China’s remaining fossil challenges 

Despite remarkable progress in renewables, phasing out existing fossil fuel use and production remains China’s biggest challenge in the face of still robust domestic economic growth. To the surprise of many, Xi announced at the United Nations last fall a commitment to “not build new coal-fired power projects abroad,” he told the United Nations General Assembly. It is the biggest producer of coal domestically, and the largest financier of coal-fired power plants abroad.

Since September 2021, the Bank of China has pledged to cease financing new coal mining and power plants abroad as well, China will also not fund new coal projects as part of its global development undertaking, known as the Belt and Road Initiative. 

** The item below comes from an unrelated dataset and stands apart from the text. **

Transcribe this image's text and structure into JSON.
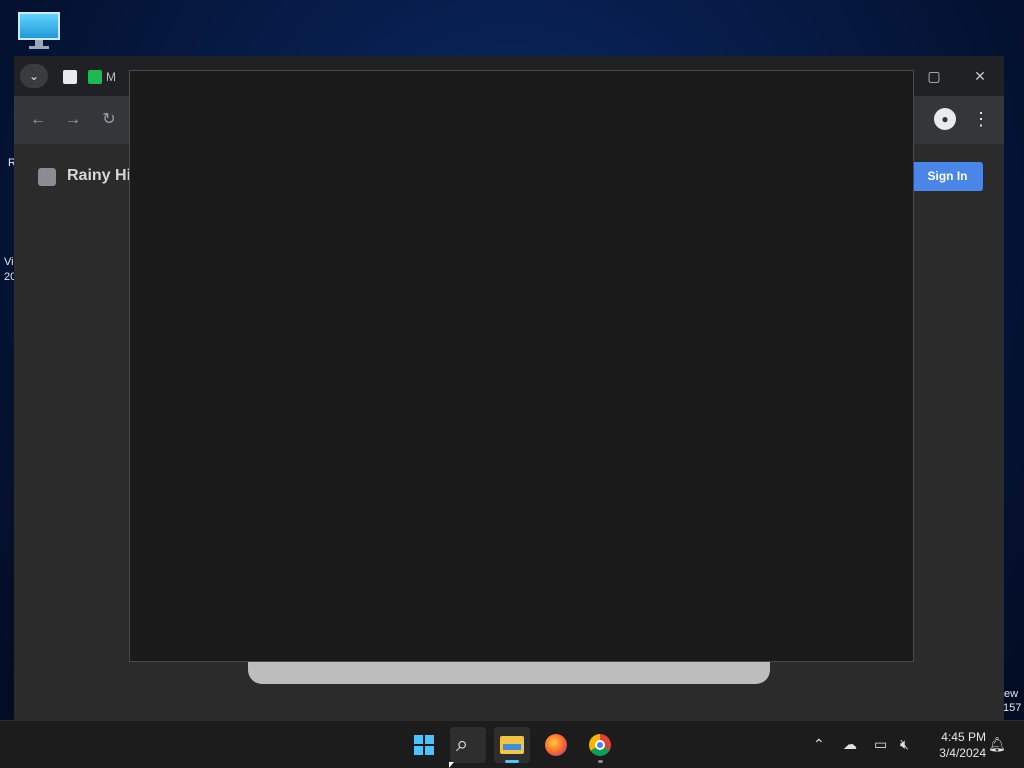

What should China do?

It is imperative that China both reinvigorate and green the ambitious aid to developing nations in order to counter rampant fossil fuel import inflation. Developing nations will also benefit from leveraging China’s world-leading supply chains, manufacturing capacity and technologies to drive deflationary renewable energy uptake.

Even more challenging will be greening China’s steel manufacturing, which accounts for more than half the world’s steel manufacturing capacity. Its powerful steel industry was successful in delaying by five years an audacious draft policy for peak steel sector emissions by 2025 followed by a 30% reduction by 2030. That is a rare setback for Xi.

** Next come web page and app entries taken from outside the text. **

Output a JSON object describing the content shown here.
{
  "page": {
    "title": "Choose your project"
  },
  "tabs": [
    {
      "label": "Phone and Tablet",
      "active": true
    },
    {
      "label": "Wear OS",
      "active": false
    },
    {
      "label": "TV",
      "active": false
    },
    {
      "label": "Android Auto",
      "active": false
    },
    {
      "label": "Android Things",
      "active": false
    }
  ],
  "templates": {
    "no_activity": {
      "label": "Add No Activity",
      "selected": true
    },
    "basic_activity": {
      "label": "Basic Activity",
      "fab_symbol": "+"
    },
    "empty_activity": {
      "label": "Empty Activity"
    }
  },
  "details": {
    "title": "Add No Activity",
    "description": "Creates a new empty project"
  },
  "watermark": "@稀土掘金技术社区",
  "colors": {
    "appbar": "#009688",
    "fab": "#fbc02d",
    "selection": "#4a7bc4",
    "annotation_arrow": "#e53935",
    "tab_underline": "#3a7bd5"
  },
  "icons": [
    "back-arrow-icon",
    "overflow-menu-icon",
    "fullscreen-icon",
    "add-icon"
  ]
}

It is imperative that China both reinvigorate and green the ambitious aid to developing nations in order to counter rampant fossil fuel import inflation.

Contrat that to SSAB of Sweden’s HYBRIT technology development for zero-emissions steel that was brought forward by 15 years to 2030. ArcelorMittal has also announced a 40% emissions reduction in its steel operations in France by 2030 with a €1.7 billion investment program.

Now is the time for China to work with its key global supply chain partners to develop renewable energy-powered green iron (direct reduced iron or DRI), invest in accelerated scrap recycling efforts and electric arc furnaces and pilot green hydrogen substitution for increasingly expensive imported fossil fuels. 

At the very least this will enhance China’s energy security and energy independence, and soft power initiatives in much of the developing world. Decarbonization will also continue to deliver on the strong internal concerns about air quality and health improvements.

And for China, it is a moment it has waited for centuries to achieve. If Britain, the United States and Europe ushered in the Industrial Age, it is becoming increasingly clear that China and other Asian economies are building the industries of the future making this the Asian century.

Written by

Tim Buckley

Tim Buckley is founder and director of Climate Energy Finance Australasia. He has 30 years of financial market experience covering the Australian, Asian and global equity markets and is a highly influential energy finance commentator. He was previously the Australasian Director of the Institute for Energy Economics and Financial Analysis (IEEFA). Prior to that, Tim was a top-rated Equity Research Analyst, including Head of Equity Research in Singapore at Deutsche Bank, a Managing Director, Head of Equity Research at Citigroup, Head of Institutional Equities at Shaw & Partners and co-Managing Director of Arkx Investment Management P/L, a global listed clean energy investment start-up.